• Activity:
Search term "name": work out how many lines of the data below contain it, and answer with that number alone.

=== Data ===

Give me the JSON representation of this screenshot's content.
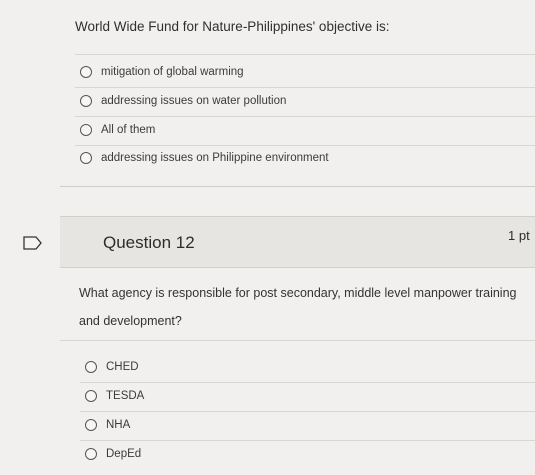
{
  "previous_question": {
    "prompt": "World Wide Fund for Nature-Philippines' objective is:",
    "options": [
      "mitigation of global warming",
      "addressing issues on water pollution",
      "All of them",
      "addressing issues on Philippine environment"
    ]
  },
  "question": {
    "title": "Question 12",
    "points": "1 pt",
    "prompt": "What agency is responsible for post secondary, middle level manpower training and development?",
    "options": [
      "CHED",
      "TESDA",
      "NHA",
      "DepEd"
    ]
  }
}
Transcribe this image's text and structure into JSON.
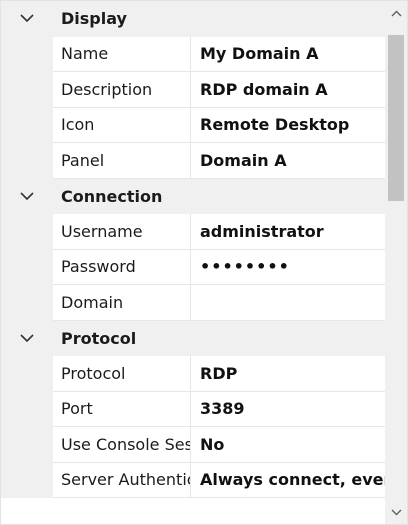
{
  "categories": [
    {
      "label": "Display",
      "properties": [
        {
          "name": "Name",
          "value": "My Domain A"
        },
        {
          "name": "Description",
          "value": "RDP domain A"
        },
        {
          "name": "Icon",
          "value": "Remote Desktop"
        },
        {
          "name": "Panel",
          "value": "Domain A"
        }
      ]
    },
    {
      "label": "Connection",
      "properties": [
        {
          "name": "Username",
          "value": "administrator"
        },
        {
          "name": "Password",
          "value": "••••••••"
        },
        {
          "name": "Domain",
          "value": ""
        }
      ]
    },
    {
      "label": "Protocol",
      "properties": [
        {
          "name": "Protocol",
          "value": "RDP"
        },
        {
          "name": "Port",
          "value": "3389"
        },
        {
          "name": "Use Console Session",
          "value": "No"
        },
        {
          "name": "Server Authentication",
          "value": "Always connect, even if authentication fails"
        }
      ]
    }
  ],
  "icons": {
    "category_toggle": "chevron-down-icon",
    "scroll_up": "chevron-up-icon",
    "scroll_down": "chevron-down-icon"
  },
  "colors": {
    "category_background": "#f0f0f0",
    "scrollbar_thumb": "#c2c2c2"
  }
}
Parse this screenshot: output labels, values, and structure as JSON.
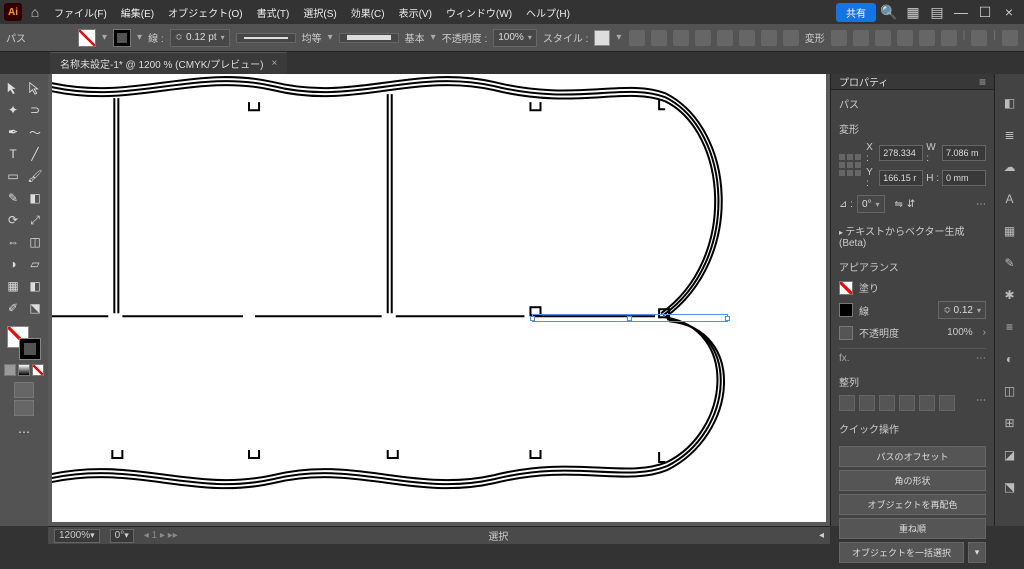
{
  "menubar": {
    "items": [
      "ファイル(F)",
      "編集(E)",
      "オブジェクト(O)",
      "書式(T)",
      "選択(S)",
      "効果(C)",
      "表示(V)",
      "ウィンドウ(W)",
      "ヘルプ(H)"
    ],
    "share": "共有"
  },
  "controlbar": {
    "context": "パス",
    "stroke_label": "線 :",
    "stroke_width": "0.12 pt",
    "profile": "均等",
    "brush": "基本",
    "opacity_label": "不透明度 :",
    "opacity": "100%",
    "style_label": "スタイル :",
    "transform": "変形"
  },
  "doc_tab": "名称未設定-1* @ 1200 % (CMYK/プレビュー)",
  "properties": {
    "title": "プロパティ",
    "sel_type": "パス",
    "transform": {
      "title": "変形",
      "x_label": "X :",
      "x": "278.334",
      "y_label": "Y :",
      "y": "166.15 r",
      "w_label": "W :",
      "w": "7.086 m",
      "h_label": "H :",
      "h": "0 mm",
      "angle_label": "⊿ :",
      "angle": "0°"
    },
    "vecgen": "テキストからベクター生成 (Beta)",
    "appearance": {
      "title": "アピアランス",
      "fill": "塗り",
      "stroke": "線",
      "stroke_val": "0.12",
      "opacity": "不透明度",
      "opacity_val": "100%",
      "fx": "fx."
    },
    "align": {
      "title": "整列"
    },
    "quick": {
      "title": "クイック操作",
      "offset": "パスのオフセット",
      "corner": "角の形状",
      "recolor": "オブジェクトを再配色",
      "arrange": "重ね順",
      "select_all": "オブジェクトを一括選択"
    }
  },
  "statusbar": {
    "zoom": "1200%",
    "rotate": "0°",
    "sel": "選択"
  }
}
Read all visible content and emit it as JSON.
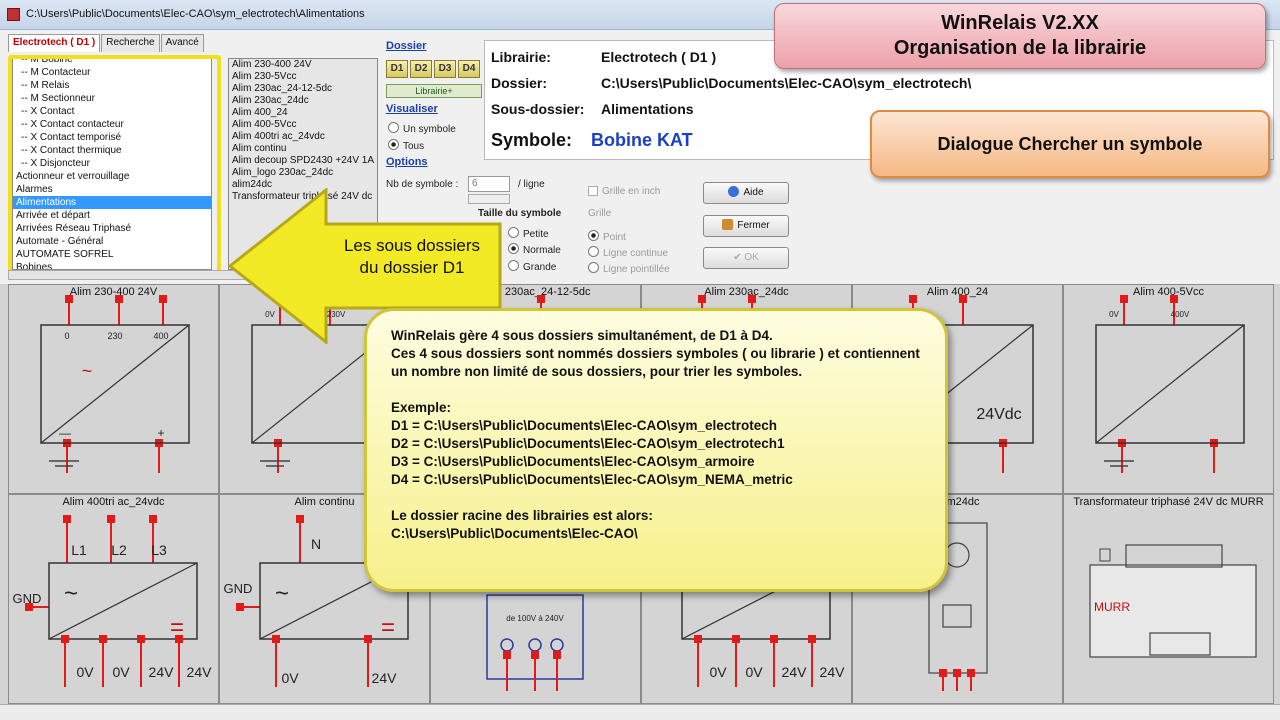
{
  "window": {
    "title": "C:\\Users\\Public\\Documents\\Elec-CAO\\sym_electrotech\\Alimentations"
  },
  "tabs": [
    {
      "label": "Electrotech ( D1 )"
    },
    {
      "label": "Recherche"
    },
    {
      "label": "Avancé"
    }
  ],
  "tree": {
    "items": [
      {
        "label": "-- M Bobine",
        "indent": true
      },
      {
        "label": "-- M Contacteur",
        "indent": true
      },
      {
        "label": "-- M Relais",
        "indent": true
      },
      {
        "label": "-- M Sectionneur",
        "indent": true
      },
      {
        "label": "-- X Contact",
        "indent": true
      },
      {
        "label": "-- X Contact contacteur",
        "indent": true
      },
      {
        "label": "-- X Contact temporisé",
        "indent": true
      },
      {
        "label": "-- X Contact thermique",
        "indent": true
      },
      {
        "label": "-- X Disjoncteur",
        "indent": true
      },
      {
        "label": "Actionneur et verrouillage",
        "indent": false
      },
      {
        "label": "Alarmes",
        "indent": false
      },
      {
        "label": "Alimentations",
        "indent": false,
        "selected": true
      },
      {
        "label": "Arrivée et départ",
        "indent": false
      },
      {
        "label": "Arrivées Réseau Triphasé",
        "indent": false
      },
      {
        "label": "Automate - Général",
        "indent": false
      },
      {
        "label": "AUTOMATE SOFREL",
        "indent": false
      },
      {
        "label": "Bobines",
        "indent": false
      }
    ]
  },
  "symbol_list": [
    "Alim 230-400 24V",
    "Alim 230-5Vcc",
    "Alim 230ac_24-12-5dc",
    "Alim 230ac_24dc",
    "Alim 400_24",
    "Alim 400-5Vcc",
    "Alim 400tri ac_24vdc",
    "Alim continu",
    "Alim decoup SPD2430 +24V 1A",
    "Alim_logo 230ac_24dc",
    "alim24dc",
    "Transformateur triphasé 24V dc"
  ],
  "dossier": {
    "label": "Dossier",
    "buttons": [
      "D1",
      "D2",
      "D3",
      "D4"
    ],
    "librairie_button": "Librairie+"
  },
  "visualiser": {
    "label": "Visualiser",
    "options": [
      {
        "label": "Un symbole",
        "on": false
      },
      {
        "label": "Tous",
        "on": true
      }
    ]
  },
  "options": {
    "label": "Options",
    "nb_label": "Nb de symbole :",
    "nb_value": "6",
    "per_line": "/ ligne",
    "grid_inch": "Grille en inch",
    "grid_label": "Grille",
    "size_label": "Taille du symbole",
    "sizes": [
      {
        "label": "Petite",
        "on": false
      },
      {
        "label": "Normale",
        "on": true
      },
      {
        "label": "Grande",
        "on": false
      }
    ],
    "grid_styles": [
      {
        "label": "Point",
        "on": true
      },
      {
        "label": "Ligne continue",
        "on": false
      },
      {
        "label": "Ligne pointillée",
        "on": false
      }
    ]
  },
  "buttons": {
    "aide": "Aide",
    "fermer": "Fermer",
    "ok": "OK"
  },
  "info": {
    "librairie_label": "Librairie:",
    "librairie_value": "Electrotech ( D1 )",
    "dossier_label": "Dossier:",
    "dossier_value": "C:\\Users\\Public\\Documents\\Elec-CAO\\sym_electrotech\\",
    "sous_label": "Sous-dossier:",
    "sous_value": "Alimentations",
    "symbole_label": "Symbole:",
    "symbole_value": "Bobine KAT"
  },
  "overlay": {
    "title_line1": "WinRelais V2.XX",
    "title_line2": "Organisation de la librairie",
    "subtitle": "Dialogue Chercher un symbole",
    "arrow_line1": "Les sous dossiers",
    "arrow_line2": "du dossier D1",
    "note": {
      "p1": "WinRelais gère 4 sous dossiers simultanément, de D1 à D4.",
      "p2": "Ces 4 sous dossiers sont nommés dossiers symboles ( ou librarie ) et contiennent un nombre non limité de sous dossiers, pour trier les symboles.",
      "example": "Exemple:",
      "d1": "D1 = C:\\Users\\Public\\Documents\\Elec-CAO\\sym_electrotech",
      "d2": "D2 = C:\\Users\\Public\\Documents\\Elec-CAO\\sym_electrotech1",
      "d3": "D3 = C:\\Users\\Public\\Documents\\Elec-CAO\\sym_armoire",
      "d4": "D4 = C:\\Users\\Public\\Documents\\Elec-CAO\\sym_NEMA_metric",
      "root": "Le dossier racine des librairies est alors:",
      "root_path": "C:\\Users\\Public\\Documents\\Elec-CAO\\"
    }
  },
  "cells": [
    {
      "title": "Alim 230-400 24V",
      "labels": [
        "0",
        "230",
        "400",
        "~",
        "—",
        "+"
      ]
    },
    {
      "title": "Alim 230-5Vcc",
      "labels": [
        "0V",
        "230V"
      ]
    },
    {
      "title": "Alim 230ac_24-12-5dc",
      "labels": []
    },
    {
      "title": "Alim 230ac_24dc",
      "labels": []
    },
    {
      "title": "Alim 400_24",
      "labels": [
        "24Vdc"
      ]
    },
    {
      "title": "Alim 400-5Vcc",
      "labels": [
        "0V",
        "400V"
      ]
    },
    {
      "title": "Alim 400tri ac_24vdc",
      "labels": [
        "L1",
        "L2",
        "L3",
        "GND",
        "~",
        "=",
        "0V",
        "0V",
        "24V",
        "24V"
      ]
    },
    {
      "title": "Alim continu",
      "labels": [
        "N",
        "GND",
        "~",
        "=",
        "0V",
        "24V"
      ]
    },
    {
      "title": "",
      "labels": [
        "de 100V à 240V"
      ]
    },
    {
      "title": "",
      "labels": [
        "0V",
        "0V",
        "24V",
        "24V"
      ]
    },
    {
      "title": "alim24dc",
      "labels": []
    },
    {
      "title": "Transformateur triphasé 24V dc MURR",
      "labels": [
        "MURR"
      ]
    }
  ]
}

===

• Answer section:
11